With nearly a quarter of a million tied up in the stock market, I like the idea of shifting towards real estate because:
- It should diversify my investments quite a bit.
- Rental property has potential for more cash flow today, which is the crux of my early retirement needs.
This is the first major change in strategy I’ve had in about 4 years, so these are interesting times! Stay tuned…
Roth IRA: $24,200 (+$864)
I still haven’t contributed anything to my Roth IRA yet this year, which is probably a mistake.
As usual, the Roth remains invested in Vanguard REIT index fund.
Rent Payable: $750 (+$2)
My half of the mortgage + utilities. I’m actually pleasantly surprised with this bill. It’s been insanely hot here this summer, so we’ve been running the AC way more than ever before. I was sweating… literally and figuratively… about what the latest AC bill would total. Thankfully, it’s not too unusual.
Credit Cards Payable: $3,647 (+$274)
This month’s large credit card bill bolstered by a $1,000 refrigerator purchase (our last major expense from the kitchen remodel, thankfully) and a few work related expenses that got reimbursed through the cash account.
Total June Spending: $2,467
When the smoke cleared, June was actually a somewhat typical month.
My half of the mortgage plus utilities and expected maintenance.
Dining Out: $275
Lady Money Wizard and I found ourselves at a fancy tasting menu for a special occasion. The food was delicious. The bill was not; it made up nearly half of this month’s total.
A couple rounds of drinks with friends, a work-related happy hour, some annual beer-league softball fees, and most entertaining – a $20 deal at a local arcade for all you can game. Nothing like unlimited plays of Skee Ball, Air Hockey, and Big Buck Hunter for a few hours on end!
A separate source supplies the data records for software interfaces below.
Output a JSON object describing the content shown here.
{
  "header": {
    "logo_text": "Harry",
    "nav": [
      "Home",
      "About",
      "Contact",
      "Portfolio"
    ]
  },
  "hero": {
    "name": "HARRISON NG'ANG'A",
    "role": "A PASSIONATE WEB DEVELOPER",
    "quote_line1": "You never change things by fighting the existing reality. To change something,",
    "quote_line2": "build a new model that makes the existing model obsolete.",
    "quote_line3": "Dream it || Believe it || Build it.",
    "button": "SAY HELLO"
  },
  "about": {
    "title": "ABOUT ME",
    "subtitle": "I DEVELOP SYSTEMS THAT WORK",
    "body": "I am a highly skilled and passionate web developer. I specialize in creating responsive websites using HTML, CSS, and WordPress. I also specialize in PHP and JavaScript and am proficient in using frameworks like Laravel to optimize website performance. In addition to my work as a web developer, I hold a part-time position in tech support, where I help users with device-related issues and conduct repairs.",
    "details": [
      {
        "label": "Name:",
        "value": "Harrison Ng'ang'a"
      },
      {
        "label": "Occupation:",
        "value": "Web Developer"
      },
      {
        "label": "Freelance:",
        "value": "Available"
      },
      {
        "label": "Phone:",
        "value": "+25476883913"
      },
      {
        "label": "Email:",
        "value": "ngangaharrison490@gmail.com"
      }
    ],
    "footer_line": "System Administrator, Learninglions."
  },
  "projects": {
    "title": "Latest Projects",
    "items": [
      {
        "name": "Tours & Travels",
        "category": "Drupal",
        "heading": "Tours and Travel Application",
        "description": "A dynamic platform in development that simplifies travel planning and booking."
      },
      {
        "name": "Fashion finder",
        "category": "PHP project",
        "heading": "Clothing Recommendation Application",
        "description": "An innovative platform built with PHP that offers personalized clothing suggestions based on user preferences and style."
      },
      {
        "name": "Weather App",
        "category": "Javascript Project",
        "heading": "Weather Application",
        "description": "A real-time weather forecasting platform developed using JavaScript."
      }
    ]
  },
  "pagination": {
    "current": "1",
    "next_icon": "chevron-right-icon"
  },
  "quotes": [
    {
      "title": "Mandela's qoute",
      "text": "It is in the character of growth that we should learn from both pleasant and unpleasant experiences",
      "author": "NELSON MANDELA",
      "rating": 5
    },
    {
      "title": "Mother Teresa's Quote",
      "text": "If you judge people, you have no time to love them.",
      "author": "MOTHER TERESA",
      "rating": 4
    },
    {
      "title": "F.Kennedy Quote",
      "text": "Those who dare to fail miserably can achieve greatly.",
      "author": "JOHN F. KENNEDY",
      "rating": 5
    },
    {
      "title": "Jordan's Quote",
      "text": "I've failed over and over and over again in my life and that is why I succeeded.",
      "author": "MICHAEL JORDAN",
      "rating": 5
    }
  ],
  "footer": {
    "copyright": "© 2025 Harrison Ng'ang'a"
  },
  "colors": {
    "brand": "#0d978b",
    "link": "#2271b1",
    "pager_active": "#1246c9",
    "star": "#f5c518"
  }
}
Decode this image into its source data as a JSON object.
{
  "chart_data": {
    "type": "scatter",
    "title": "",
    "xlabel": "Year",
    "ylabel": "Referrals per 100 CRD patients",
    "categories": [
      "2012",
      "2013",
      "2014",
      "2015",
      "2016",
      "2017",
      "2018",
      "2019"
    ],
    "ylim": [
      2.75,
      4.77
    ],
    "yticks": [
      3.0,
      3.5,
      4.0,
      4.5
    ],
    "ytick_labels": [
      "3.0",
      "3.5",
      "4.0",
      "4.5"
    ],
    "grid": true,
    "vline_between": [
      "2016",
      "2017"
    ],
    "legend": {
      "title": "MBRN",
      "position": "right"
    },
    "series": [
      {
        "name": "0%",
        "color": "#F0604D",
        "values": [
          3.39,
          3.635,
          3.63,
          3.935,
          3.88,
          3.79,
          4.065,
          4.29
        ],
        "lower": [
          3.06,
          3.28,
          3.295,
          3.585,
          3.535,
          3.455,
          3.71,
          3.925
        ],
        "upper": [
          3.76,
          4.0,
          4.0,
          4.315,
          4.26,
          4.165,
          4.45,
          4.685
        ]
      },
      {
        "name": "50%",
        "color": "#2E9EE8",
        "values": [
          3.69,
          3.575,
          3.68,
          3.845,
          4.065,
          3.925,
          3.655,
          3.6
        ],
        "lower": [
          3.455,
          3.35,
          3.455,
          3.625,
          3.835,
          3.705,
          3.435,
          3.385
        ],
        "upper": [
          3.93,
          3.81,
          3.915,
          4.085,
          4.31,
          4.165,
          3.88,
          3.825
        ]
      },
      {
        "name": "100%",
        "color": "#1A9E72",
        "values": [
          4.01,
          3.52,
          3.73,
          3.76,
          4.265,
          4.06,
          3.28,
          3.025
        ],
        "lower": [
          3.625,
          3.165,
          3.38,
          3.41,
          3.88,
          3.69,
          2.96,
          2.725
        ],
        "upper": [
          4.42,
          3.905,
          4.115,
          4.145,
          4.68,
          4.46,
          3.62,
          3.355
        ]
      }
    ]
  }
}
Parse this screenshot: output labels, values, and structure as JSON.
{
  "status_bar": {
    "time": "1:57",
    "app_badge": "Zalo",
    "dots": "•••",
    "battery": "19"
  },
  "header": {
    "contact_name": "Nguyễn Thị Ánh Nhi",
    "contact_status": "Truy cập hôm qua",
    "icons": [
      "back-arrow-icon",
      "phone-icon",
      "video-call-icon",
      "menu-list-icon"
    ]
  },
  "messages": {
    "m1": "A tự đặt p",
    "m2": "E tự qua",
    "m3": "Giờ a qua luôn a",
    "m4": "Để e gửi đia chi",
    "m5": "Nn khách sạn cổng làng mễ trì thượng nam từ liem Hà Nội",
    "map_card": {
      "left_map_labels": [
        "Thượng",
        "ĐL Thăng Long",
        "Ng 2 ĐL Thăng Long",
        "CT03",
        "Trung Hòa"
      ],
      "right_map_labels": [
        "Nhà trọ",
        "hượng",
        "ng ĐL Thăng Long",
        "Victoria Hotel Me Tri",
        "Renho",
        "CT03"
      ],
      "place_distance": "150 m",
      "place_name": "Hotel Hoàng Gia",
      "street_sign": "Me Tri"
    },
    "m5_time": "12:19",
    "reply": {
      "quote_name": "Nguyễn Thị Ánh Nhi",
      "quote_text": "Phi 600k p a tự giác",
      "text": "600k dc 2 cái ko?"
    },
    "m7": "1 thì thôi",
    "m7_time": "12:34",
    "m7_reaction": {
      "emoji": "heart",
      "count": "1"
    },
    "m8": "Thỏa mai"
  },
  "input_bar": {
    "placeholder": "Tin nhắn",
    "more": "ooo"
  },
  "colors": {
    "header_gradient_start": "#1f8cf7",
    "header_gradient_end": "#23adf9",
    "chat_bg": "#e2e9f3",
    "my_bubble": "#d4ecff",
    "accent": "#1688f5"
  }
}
House Expenses: $880
Mostly my half of the refrigerator, plus a few miscellaneous kitchen supplies.
Vehicle Expenses: $85.30
Car insurance. ?
How is my car getting older, yet my insurance is increasing??
The meal service (got a coupon for the first month!) and a re-up on annual costs of owning a dog.
Readers, how was your first official month of summer?
BTW – If you’re looking for an easy way to track your spending and net worth, check out my detailed Personal Capital vs. Mint review.